“Dance and theatre are to be integrated into the curriculum at primary and secondary school levels both for vocational purposes and in order for learners to benefit from the cognitive, creative and problem-solving skills that engagement in the arts enhances,” the department said.
“There must be at least one publicly-funded tertiary education and training institution/department teaching theatre and dance, in each province that provides certificate, diploma and undergraduate courses for practitioners as well as educators, producers, technicians, designers, administrators and entrepreneurs in the dance and theatre sector.”
Other proposals in the document include:
- All tertiary institutions that provide training for dance and theatre practitioners, must include in their training an arts administration/management foundation module that covers areas such as cultural policy, entrepreneurship (marketing, raising capital, financial management, budgeting, etc) and the rights of artists.

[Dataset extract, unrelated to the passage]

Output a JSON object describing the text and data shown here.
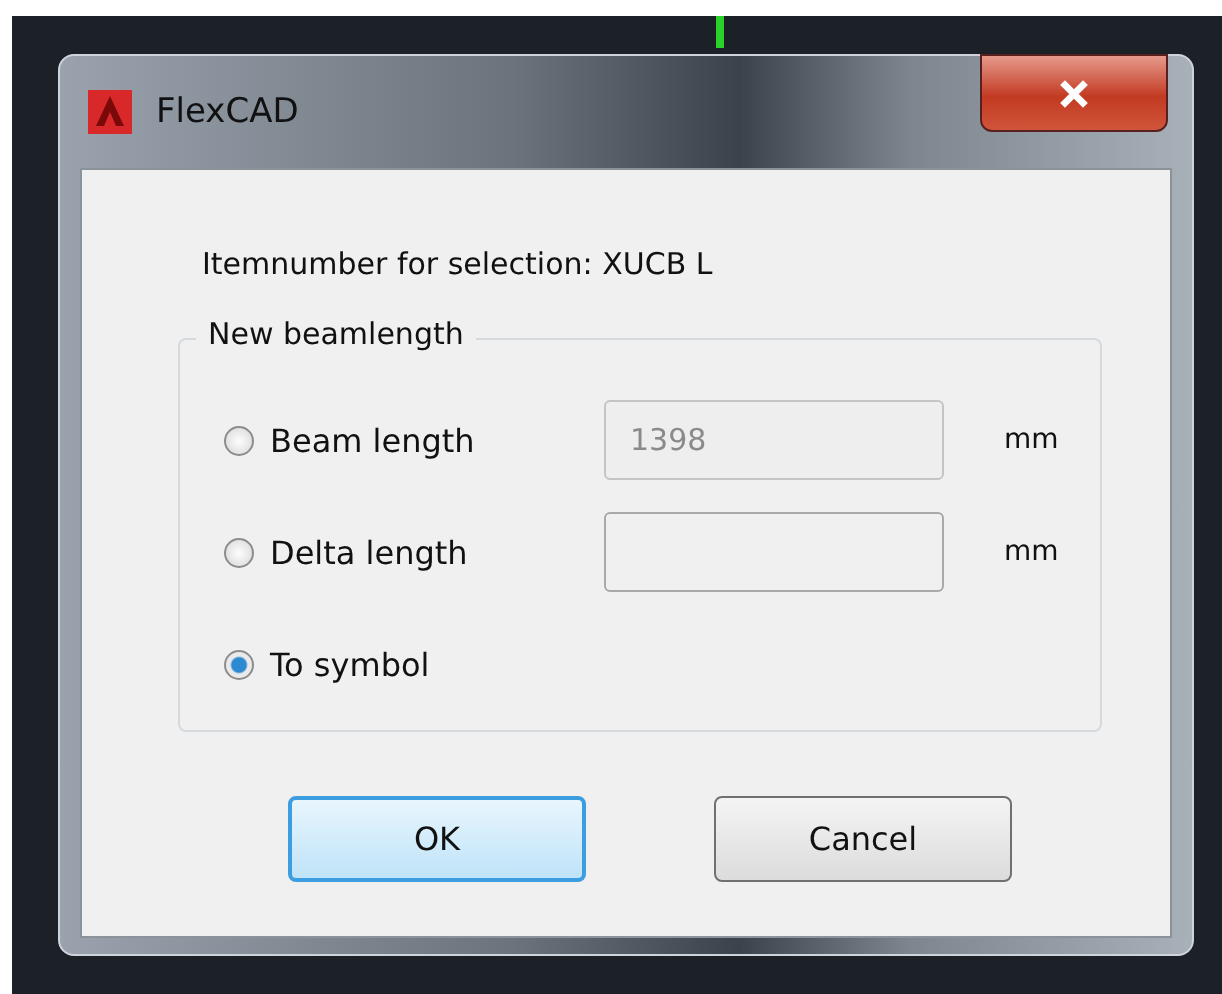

- Monitoring the implementation of Arts Education curriculum in all schools and grades to ensure that such education is delivered by qualified arts practitioners,
- Each year, a minimum of ten administrators/entrepreneurs under the age of 35 be identified through an open, competitive process, with at least 50% being women; that they be placed with ten of the country’s leading arts administrators for at least a twelvemonth period to be mentored by them, to acquire hands-on experience, with both the mentors and mentees being paid stipends.
- Through open and competitive processes, at least ten directors and ten choreographers be identified annually, and be provided with stipends to work with, and/or observe the country’s established directors, playwrights and choreographers over a 12-month period.
- Playwriting courses be offered in each province annually, with selected writers – particularly those under 35 – in each province being mentored by an experienced playwright (remotely over email and zoom-type technology if necessary).
- Annually, technical training courses with a number of people proportionate to provincial populations being trained in the technical aspects of theatre and dance production, and being provided with opportunities to acquire practical experience at the country’s festivals and theatres.
- Annual online and physical courses for arts critics (including dance and theatre critics) be offered, with mentors working with selected new critics over a year-long period.
The Department of Basic Education has already announced that it plans to introduce several new school subjects to the curriculum in the coming year.
In its 2022/2023 annual performance plan published in March, the department said this will include full-scale implementation of coding and robotics for Grade R-3 and 7 in the 2023 academic year.
A pilot curriculum for these subjects was initially introduced at some schools in the third term of the 2021 academic year, it said. It plans to expand these tech-focused subjects to other grades in subsequent years.
“The coding and robotics pilot for Grades 4-6 and for Grades 8 is planned for 2022 and will be followed by a Grade 9 pilot in 2023. The full-scale implementation for Grades 4-6 and Grade 8 is planned for 2024, and Grade 9 in 2025,” the department said.
“As coding and robotics is a new initiative, the focus will be on the upskilling of teachers to be trained to teach this new subject in collaboration with higher education institutions.”
The department said that the new subjects form part of a broader push to better prepare South African students for the working world.
“Future careers require people with digital skills that will equip and enable them to function effectively in a digital era. The continued implementation on the teaching of coding and robotics will equip and expose learners to digital literacy, virtual reality, augmented reality, machine learning, artificial intelligence and the Internet of Things,” it said.
“The sector notes that the future requires individuals who will be able to build robots and other sophisticated machines and to develop algorithms to code these machines.”